His fame was extended further in by the publication of Sudre's lithograph of La Grande Odalisque, which, having been scorned by artists and critics alike innow became widely popular. A commission from the government called forth the monumental Apotheosis of Homer, which Ingres eagerly finished in a year's time. The critics came to regard Ingres as the standard-bearer of classicism against the romantic school —a role he relished. The paintings, primarily portraits, that he sent to the Salon in jr biography well received.
Despite the considerable patronage he enjoyed under the Bourbon government, Ingres regarded the July Revolution of with enthusiasm. That the outcome of the Revolution was not a republic but a constitutional monarchy was satisfactory to the essentially conservative and pacifistic artist, who in a letter to a friend in August criticized agitators who "still want to soil and disturb the jr biography and happiness of a freedom so gloriously, so divinely won.
While lampooned in Le Corsaire for its lofty subject matter yet extremely modest proportions less than one metre acrossoverall the work was warmly received; so much so that on his return to Paris in JuneIngres was received with all the deference that he felt was his due, including being received personally by King Louis-Philippe for a tour around Versailles.
These murals, the Golden Age and the Iron Age, were begun in with an ardour which gradually slackened until Ingres, devastated by the loss of his wife on 27 Julyabandoned all hope of their completion and the contract with the Duc de Luynes was finally cancelled. The following year Ingres, at seventy-one years of age, married forty-three-year-old Delphine Ramel, a relative of his friend Marcotte d'Argenteuil.
This marriage proved as happy as his first, and in the decade that followed Ingres completed several significant works.
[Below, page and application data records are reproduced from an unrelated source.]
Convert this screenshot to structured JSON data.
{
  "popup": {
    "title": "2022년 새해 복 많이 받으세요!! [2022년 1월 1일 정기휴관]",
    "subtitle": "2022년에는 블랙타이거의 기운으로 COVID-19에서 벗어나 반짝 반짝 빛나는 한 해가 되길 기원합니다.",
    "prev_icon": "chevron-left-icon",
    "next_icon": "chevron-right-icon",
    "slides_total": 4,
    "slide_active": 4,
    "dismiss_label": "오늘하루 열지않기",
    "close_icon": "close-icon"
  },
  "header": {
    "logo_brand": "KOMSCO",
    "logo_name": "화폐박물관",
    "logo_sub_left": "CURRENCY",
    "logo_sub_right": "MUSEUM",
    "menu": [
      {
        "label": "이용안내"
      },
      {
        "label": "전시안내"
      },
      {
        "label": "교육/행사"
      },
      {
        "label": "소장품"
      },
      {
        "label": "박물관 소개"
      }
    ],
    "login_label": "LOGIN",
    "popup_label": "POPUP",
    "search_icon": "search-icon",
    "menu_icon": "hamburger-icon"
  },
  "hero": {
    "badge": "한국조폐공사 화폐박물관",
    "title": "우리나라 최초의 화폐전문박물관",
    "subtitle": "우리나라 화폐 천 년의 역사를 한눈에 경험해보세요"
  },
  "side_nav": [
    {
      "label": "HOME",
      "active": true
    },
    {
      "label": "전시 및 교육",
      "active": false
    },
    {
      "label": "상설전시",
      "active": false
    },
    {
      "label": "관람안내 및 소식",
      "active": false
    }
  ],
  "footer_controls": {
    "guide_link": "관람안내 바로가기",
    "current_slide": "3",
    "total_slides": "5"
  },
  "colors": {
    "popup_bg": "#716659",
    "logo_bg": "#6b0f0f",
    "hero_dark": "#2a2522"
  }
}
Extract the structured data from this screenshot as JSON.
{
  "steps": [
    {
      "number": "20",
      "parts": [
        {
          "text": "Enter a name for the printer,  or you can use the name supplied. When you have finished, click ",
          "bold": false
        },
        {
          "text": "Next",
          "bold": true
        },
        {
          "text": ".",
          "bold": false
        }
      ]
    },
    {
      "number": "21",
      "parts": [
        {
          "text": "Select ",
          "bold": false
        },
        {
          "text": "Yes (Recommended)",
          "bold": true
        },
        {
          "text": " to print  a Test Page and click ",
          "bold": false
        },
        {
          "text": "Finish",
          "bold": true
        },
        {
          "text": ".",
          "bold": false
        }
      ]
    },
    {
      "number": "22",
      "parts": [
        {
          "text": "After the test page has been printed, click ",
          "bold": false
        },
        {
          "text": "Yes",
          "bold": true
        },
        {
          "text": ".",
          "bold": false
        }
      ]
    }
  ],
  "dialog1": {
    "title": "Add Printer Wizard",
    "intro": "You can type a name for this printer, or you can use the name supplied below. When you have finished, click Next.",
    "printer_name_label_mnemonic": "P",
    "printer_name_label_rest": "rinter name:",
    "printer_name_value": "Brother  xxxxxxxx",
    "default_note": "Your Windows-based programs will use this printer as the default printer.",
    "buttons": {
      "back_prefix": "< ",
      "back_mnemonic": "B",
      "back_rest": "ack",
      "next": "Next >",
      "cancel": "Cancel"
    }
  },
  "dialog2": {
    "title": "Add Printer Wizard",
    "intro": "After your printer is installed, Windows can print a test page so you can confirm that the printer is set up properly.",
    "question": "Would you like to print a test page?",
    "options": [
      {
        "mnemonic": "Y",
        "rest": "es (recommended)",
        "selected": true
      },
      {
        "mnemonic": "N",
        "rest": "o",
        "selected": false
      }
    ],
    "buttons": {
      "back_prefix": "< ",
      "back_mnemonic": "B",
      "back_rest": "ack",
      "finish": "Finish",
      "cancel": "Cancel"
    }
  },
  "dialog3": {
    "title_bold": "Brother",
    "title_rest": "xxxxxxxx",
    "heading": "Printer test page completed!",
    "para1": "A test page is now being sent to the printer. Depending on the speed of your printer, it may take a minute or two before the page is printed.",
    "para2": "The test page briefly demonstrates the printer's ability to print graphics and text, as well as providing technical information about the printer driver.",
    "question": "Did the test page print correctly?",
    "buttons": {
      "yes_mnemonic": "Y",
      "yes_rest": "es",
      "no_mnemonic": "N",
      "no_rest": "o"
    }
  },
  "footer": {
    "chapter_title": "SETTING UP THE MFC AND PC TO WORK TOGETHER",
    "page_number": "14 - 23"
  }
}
The portrait of Princesse Albert de Broglie was also completed inand Joan of Arc at the Coronation of Charles VII appeared in The latter was largely the work of assistants, whom Ingres often entrusted with the execution of backgrounds.
In Ingres consented to rescind his resolution, more or less strictly kept sincein favour of the International Exhibition, where a room was reserved for his works. With renewed confidence Ingres now took up and completed The Source, a figure for which he had painted the torso in ; when it was seen with other works in London inadmiration for his works was renewed, and he was given the title of senator by the imperial government.
The last of his important portrait paintings date from this period: The Turkish Bath, finished in a rectangular format inwas revised in before being turned into a tondo. Ingres signed and dated it inalthough he made additional revisions in Ingres died of pneumonia on 14 Januaryat the age of eighty-six, having preserved his faculties to the last.